    Five Reasons The U.S. Power Grid Is Overdue For A Cyber Catastrophe

    Because the grid is just so robust

    Aging US Power Grid Blacks Out More Than Any Other Developed Nation

    Remember kids that if something really catastrophic has not happened in your life – that means it never will, well at least not to you.

    Even though it has happened countless time throughout history you’ll always be safe because………………….. just because.

  13. Dubya on Mon, 24th Aug 2015 7:40 pm 

    I walked by a remote BC substation and noticed the “transformer number 2 (spare)”.

    I hope this is common, but I have never actually seen it before.

    I suppose the next question is when we lose a pile if transformers in a Carrington II how long will it take to replenish the spares!?

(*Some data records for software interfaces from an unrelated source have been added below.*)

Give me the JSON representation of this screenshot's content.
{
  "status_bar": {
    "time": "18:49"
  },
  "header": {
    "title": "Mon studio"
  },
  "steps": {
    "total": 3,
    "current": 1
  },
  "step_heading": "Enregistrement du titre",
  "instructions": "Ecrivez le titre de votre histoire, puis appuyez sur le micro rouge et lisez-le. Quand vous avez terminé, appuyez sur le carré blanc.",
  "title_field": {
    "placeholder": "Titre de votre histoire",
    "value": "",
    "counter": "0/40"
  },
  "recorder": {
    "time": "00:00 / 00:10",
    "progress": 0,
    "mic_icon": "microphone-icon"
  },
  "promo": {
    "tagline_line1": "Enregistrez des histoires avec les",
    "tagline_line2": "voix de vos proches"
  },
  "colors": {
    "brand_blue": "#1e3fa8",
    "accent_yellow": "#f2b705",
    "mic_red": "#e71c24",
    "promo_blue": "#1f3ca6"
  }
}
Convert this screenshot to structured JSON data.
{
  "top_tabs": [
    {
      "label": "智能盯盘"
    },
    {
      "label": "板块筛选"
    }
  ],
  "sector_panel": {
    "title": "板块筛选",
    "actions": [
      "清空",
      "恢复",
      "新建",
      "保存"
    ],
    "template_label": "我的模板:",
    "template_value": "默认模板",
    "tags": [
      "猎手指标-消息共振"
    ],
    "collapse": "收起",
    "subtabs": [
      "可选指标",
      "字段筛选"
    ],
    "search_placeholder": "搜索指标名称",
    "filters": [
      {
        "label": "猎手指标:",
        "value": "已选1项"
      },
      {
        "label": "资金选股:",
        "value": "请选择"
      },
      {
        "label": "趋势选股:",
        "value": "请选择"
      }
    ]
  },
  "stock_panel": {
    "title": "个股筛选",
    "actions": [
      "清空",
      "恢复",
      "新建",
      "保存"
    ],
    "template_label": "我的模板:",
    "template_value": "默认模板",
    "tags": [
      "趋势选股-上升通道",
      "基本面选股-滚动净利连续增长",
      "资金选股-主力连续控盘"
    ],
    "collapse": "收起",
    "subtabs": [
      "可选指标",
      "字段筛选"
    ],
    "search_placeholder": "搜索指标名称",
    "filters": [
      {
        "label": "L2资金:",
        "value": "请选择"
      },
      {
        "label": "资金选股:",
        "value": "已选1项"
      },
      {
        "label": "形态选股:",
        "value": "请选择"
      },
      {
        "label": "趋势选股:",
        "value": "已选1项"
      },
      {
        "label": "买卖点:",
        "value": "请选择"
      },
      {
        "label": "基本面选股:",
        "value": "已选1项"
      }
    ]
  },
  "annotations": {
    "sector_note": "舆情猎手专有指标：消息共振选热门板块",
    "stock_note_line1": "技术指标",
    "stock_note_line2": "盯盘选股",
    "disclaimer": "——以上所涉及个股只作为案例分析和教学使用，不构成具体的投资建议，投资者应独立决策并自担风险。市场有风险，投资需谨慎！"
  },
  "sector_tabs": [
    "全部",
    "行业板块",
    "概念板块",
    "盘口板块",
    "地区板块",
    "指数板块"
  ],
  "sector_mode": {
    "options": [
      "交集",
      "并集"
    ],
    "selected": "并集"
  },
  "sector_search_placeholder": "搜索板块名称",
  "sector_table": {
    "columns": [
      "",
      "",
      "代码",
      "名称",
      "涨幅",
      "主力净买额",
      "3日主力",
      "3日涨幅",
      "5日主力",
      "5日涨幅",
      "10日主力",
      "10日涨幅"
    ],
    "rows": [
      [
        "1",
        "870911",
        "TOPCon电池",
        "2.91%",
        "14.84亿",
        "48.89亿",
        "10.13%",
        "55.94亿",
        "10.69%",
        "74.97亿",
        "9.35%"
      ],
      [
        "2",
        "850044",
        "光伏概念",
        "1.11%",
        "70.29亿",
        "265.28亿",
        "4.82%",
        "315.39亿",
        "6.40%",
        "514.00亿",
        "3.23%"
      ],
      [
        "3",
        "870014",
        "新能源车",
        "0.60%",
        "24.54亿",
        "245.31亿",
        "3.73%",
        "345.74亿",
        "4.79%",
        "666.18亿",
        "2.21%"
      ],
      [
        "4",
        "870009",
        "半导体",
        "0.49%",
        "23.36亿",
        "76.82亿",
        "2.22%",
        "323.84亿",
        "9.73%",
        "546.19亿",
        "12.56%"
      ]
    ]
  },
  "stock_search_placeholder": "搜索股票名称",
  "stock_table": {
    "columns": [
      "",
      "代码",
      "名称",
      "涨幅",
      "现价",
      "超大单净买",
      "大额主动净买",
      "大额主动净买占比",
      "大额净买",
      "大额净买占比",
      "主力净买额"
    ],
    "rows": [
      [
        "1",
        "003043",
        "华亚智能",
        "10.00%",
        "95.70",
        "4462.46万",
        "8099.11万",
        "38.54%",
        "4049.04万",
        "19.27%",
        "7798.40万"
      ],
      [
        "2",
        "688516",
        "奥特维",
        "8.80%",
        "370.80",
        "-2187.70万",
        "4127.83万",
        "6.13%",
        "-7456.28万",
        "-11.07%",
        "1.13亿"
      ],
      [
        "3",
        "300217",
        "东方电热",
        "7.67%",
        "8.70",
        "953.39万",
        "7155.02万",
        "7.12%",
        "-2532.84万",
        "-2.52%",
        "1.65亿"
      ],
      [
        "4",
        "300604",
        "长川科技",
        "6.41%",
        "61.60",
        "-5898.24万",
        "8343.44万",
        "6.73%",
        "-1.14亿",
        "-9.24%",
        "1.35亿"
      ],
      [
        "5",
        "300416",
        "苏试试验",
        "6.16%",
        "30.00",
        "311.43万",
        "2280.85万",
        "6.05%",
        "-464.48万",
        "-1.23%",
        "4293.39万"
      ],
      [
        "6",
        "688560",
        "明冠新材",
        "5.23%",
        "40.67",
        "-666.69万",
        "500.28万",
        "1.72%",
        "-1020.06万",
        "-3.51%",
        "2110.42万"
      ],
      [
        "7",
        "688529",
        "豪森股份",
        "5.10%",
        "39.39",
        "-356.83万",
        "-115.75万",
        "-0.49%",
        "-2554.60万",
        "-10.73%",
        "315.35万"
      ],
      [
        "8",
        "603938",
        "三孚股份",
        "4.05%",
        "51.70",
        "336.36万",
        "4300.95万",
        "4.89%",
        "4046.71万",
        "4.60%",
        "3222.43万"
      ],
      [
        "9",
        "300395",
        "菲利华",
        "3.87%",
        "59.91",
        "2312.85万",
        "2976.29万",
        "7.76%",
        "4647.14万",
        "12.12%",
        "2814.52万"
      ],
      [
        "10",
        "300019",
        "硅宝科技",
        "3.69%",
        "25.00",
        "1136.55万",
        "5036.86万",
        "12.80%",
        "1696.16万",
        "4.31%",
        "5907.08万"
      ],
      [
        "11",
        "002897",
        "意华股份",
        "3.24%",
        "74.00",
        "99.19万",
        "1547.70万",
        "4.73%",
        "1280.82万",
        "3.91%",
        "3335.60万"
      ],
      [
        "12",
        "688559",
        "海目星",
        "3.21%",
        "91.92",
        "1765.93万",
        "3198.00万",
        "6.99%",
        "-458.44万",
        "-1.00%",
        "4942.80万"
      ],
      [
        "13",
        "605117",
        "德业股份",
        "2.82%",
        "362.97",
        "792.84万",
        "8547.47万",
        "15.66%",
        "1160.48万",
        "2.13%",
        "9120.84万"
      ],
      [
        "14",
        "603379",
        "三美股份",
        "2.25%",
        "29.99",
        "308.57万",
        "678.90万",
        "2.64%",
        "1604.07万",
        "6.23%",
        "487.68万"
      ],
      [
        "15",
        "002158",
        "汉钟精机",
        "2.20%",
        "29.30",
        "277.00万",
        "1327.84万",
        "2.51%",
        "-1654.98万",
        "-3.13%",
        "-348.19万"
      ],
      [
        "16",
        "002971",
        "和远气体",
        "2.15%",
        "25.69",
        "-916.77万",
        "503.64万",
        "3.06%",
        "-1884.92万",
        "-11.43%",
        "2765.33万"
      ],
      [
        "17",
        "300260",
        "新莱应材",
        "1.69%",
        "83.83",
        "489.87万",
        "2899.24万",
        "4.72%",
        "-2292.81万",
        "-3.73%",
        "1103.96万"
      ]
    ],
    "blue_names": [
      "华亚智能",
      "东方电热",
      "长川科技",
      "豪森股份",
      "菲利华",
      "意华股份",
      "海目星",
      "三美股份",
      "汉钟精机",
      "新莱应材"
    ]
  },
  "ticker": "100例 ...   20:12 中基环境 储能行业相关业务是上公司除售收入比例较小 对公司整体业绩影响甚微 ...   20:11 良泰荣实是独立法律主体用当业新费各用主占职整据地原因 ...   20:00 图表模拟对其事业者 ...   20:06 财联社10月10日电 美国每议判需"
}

    Too bad the USA is standing there with pants around the ankles.

  14. Makati1 on Mon, 24th Aug 2015 8:31 pm 

    Dubya, it will take years to get spares. Supposedly, the backup in orders today is about three years. China is buying them up like candy and ‘stockpiling'(?) them. Another good use of their foreign reserves.

  15. Makati1 on Mon, 24th Aug 2015 8:35 pm 

    Much of the US power grid is older than me and in much worse shape. That a catastrophic failure is not in the near future is impossible. No or little maintenance and an ever increasing load. Like the straw and the camel, eventually someone is going to plug in an electric car (or Ipad) and break its back. OR, there will be a solar flare or some other event that takes it all down instantly. Are YOU prepared?

  16. Davy on Mon, 24th Aug 2015 8:45 pm 

    The U.S. Grid is a continent size grid who’s condition varies widely. I don’t see it much worse than anywhere else Mak. I would be worried in the Phillippines because it won’t be long and all those typhoons will do their damage without the ability to rebuild. You are going to be beaten into the Stone Age Mak by successive storms and lack of an economy to rebuild. Again I take my central Missouri local any day over your 12Mil Manila.

  17. Kenz300 on Tue, 25th Aug 2015 10:44 am 

    Wind and solar are the future……. Fossil fuels are the past……….

    India Set To Auction 750 Megawatts of Solar Projects – Renewable Energy World

    100 Percent Renewable Energy Charged EV Stations Allow Driving on Sunshine – Renewable Energy World

  18. Dredd on Tue, 25th Aug 2015 3:01 pm 

    It will not run out, it will be run out of town.

Leave a Reply

Your email address will not be published. Required fields are marked *